EIBJ: Should you get home inspected if you’re looking to sell it?

DeGiulio: You can have five different inspectors inspect a house or a property and you’ll get five different reports. I went to shool for this down in Utah, and they say every five to seven years a person should have their inspected just because there’s things going on that you’re just used to living with. Should you? You could. It’s called a pre-listing inspection. You could have that done, and I’ve seen people do it. … It gives the seller a peace of mind that they’re at least trying to do their due diligence and sell a good, safe house. But most buyers won’t trust someone else’s inspection and they’ll go with who they know.

EIBJ: What do you like most about your job?

DeGiulio: I like not being in the same place and seeing a lot of nice houses, and I get to work with a lot of great people. 

I enjoy seeing first-time homebuyers when they see a house that they say feels like home. That gives me a kick, and knowing that I’m getting them into a good house. That’s one of my biggest satisfactions — finding big-ticket items that wouldn’t have been caught if they wouldn’t have done a home inspection. They would have gotten themselves in a financial issue and they wouldn’t know how to fix it themselves. It’s good to be able to help people out. It doesn’t always have to be about the money.

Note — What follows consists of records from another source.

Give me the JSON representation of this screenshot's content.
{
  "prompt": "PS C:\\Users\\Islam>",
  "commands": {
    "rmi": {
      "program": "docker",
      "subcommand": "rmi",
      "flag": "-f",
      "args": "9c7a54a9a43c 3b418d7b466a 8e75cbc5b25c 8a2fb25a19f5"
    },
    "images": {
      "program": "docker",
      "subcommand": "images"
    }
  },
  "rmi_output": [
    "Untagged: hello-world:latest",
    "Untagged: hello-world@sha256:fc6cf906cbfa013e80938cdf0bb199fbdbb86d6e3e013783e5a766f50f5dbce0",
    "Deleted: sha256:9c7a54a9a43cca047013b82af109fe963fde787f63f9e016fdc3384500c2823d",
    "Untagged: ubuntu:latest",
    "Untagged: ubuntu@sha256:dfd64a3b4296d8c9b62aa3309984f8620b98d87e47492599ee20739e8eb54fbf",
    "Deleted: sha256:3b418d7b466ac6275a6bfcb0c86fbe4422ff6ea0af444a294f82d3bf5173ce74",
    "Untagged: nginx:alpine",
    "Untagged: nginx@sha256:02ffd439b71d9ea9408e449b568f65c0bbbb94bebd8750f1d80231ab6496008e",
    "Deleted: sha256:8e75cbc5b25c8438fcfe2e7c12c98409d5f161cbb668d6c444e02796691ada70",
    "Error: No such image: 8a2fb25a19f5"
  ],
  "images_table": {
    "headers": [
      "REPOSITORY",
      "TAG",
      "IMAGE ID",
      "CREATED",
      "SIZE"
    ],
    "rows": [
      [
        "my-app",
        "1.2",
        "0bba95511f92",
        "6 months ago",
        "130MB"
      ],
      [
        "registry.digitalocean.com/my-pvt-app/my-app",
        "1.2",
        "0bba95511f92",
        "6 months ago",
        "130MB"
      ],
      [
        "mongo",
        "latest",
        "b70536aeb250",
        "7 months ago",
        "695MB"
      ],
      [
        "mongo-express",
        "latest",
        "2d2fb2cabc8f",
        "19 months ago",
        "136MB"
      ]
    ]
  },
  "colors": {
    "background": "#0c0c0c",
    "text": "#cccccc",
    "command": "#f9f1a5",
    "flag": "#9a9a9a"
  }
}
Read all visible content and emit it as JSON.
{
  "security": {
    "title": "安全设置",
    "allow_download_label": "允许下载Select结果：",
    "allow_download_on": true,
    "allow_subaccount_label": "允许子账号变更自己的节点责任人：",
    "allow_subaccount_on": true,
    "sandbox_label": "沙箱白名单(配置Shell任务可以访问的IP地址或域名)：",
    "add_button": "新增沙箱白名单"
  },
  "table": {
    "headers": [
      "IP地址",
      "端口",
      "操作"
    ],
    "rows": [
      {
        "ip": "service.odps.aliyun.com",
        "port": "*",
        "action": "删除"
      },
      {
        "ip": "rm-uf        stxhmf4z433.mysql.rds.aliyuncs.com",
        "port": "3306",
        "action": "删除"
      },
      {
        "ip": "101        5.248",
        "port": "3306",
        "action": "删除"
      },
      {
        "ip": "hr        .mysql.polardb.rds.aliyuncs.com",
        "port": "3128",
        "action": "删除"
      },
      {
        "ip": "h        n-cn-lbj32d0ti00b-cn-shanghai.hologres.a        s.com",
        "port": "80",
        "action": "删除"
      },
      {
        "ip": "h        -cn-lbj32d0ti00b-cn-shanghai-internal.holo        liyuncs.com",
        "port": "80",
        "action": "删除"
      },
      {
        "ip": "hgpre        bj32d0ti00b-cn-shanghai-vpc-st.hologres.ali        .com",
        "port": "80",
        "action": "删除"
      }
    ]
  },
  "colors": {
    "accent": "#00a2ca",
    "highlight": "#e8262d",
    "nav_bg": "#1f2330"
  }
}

EIBJ: What’s the most frustrating part of your job?

DeGiulio: The hard thing about my job is trying to be at two places at one time, or one of the main things is crawl spaces. I’ve gotten four hobo spider bites over the past four years out of crawl spaces. Those are the things I dislike.


EIBJ: Is there anything you’d like to debunk about your job?

SD: Some people think that some inspectors are in cahoots with the Realtors. I don’t think so. Realtors like who they use, and you get used to using someone and that’s who they use. That’s why they’ll also give you three cards or a few different names of one that they do like.

It’s not as easy as people think it is. There’s a lot of education. There’s a lot of hands-on training. You can be book smart all you want, but I can go up to a house and know what year it was built, the style it’s built. There will be particular things I’ll know what to look for in that house, and that’s just over years of experience. Experience is a definite thing that you do what to look for in an inspector, or in anything you do in life. You always want the best doctor, the most experienced in what you’re having done.


EIBJ: Is there anything else you want to add?

DeGiulio: I do want to reiterate about how it’s set up for the day you’re there. I do encourage people to be there at least at the end of an inspection because you just get so much more knowledge on where things are other than a picture or just a sentence. I encourage them to get a hold of me and call me if you have any questions at all because that’s the dumbest question — the one that’s not asked.